How do we sell to people who we would describe as ‘difficult’? Have you had those occasions when you just think, ‘What have I done to deserve this prospect?’
We all have difficult clients sometimes. We don’t understand them; we can’t connect with them; they make us uncomfortable. We know, though, that we have to deal with these types, because if we switch off, we probably won’t see the opportunities that could be in front of us, if only we had the patience to adjust our thinking.
Why do we find other people difficult? And what do they think of us?
It’s very easy to blame the other person for the problems you face with them. But also take on board the fact that they might be finding it difficult dealing with us. Had you thought of it that way? And if they feel that way, they’ll take their business to someone else. They’ll buy from someone…the question is, who?
We may want the other person to change, and beg them inside to be more like us. But they may be thinking the same thing, wanting us to change to be like them.
Often it’s simply a matter of pacing. By that I mean identifying how the person is taking in information, and matching that speed.
For example, it’s possible that a prospect needs time to think things through when you’re talking to them. They need the opportunity to consider the implications of what you’ve just said. So they remain thoughtful, mulling it over, and being silent.
You see this as ‘being difficult’, as you rarely let any silence fill the air while you’re around! You like to keep the conversation flowing and anyone who stops is irritating, slow and cumbersome.
But they may see you as flashy, too fast and too pushy. They think you’re trying to force them to adopt a position they don’t want to take.
Selling to difficult people works best when we step back and let them set the stage for our sales call. Follow their pace. Give them information in the way they best understand Speak to their needs. When we start where they are it is more likely we will lead them to the sale.

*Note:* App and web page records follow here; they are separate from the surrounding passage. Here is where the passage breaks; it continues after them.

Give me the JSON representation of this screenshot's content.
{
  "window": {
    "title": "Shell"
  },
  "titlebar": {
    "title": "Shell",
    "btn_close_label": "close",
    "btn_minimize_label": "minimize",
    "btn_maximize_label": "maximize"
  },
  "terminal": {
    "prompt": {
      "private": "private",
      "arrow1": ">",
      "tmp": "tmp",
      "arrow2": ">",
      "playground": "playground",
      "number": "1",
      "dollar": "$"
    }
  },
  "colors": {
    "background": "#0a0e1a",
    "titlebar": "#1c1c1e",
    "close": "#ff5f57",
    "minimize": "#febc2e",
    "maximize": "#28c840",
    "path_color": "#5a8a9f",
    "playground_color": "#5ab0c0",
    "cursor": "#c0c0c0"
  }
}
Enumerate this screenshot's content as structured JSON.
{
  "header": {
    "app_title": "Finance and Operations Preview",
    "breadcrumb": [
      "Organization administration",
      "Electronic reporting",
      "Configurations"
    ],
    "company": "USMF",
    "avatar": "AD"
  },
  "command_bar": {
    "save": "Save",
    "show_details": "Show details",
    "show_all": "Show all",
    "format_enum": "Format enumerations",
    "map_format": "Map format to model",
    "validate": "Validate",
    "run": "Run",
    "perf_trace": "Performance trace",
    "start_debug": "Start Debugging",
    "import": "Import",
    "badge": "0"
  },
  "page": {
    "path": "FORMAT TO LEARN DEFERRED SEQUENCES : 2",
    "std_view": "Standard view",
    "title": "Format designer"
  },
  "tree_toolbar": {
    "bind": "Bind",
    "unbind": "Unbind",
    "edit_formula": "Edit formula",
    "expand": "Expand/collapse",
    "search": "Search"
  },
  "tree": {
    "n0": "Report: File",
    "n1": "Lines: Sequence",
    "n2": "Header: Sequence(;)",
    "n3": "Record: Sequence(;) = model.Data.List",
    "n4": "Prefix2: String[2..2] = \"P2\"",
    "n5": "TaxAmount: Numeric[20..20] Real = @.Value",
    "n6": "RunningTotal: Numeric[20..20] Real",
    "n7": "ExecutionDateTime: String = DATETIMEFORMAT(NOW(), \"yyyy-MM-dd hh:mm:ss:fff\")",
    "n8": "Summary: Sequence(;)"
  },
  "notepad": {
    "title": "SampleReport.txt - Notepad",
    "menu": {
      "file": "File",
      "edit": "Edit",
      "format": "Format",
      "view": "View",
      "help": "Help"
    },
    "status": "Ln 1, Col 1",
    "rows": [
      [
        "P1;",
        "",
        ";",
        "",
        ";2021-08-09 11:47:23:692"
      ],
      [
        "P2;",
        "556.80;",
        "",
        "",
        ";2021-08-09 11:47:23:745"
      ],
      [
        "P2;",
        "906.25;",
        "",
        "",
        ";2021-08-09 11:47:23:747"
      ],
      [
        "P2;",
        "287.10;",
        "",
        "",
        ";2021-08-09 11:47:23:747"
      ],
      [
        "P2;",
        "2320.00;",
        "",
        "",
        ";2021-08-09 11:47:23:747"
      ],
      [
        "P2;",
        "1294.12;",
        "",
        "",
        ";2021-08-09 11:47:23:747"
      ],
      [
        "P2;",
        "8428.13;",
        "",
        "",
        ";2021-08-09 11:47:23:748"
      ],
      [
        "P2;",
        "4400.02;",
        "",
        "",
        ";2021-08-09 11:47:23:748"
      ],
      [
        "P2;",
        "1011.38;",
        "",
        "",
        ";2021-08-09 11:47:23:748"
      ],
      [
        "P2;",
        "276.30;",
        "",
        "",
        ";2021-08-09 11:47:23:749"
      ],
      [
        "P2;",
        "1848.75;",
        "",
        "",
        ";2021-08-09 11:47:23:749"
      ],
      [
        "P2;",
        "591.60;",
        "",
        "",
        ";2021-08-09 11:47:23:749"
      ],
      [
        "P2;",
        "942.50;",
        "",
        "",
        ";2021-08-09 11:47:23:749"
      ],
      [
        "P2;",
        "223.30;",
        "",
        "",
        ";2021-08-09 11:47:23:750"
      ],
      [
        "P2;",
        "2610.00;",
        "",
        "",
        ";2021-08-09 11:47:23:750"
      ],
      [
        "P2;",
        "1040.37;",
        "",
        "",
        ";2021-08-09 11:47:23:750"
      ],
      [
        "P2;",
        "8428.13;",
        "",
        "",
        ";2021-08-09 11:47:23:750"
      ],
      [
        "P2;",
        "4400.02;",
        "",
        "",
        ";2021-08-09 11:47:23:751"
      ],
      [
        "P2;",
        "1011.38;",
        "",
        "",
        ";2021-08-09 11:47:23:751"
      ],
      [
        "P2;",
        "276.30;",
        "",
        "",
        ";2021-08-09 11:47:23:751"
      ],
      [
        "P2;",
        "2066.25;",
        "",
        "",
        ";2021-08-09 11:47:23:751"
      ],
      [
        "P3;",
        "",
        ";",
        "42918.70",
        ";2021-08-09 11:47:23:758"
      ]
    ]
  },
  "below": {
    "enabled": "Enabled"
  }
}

Of course, we like people to be just like us. But that will never be. Try to see the situation and their problems from their perspective. If they need to analyse and navel-gaze, identify this as a particular trait of theirs and give them time. That ten-second silence will feel like an hour, but it will serve you well if you go at the pace they think.
If they happen to be a fast speaker, and you like to think things through, don’t let that intimidate you. Instead, let them have their say and recap on what they say as you think of how to solve their problems and deal with their current situation.
The easiest customers to be with are people like us. Selling to someone not like us is harder. We have to choose how to approach them.
Take time to analyse which customers you find the most difficult to deal with. Design a script in your mind that will help you fully prepare for the next meeting with them. Rehearse in your mind so it will give you confidence in dealing with them.
That way, any difficulties you face will be quietly put to bed, as you recognise that everyone has their own way of dealing with situations. Adapting to their style, without losing your credibility, helps you to face different and sometimes difficult situations with confidence and assertiveness.